# WHAT THE TASK ASKS:
Return each line of the data below exactly, omitting any pictures.

# SOURCE MATERIAL:
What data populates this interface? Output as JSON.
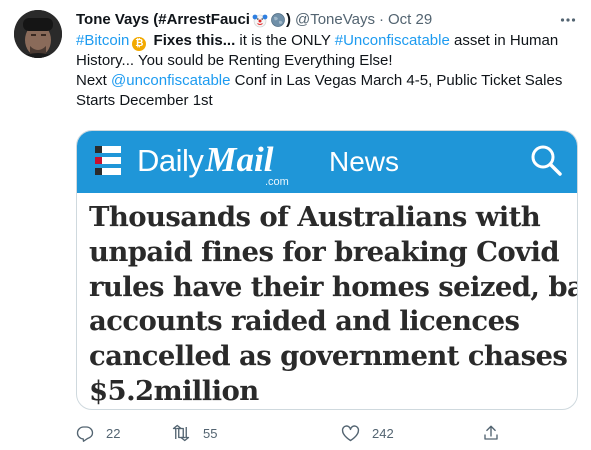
{
  "tweet": {
    "display_name": "Tone Vays (#ArrestFauci",
    "display_name_close": ")",
    "handle": "@ToneVays",
    "separator": "·",
    "date": "Oct 29",
    "more_label": "···",
    "text": {
      "hashtag_bitcoin": "#Bitcoin",
      "bitcoin_symbol": "₿",
      "fixes_this": "Fixes this...",
      "line1_mid": " it is the ONLY ",
      "hashtag_unconfiscatable": "#Unconfiscatable",
      "line1_end": " asset in Human",
      "line2": "History... You sould be Renting Everything Else!",
      "line3_start": "Next ",
      "mention": "@unconfiscatable",
      "line3_end": " Conf in Las Vegas March 4-5, Public Ticket Sales",
      "line4": "Starts December 1st"
    },
    "emoji_icons": [
      "clown-face-icon",
      "globe-icon"
    ]
  },
  "media": {
    "brand_daily": "Daily",
    "brand_mail": "Mail",
    "brand_com": ".com",
    "section": "News",
    "header_color": "#1f96d8",
    "headline_lines": [
      "Thousands of Australians with",
      "unpaid fines for breaking Covid",
      "rules have their homes seized, bank",
      "accounts raided and licences",
      "cancelled as government chases",
      "$5.2million"
    ]
  },
  "actions": {
    "replies": "22",
    "retweets": "55",
    "likes": "242"
  },
  "colors": {
    "accent": "#1d9bf0",
    "secondary_text": "#536471",
    "bitcoin": "#f2a900"
  }
}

# RESULT OF THE EXERCISE:
What data populates this interface? Output as JSON.
{
  "tweet": {
    "display_name": "Tone Vays (#ArrestFauci",
    "display_name_close": ")",
    "handle": "@ToneVays",
    "separator": "·",
    "date": "Oct 29",
    "more_label": "···",
    "text": {
      "hashtag_bitcoin": "#Bitcoin",
      "bitcoin_symbol": "₿",
      "fixes_this": "Fixes this...",
      "line1_mid": " it is the ONLY ",
      "hashtag_unconfiscatable": "#Unconfiscatable",
      "line1_end": " asset in Human",
      "line2": "History... You sould be Renting Everything Else!",
      "line3_start": "Next ",
      "mention": "@unconfiscatable",
      "line3_end": " Conf in Las Vegas March 4-5, Public Ticket Sales",
      "line4": "Starts December 1st"
    },
    "emoji_icons": [
      "clown-face-icon",
      "globe-icon"
    ]
  },
  "media": {
    "brand_daily": "Daily",
    "brand_mail": "Mail",
    "brand_com": ".com",
    "section": "News",
    "header_color": "#1f96d8",
    "headline_lines": [
      "Thousands of Australians with",
      "unpaid fines for breaking Covid",
      "rules have their homes seized, bank",
      "accounts raided and licences",
      "cancelled as government chases",
      "$5.2million"
    ]
  },
  "actions": {
    "replies": "22",
    "retweets": "55",
    "likes": "242"
  },
  "colors": {
    "accent": "#1d9bf0",
    "secondary_text": "#536471",
    "bitcoin": "#f2a900"
  }
}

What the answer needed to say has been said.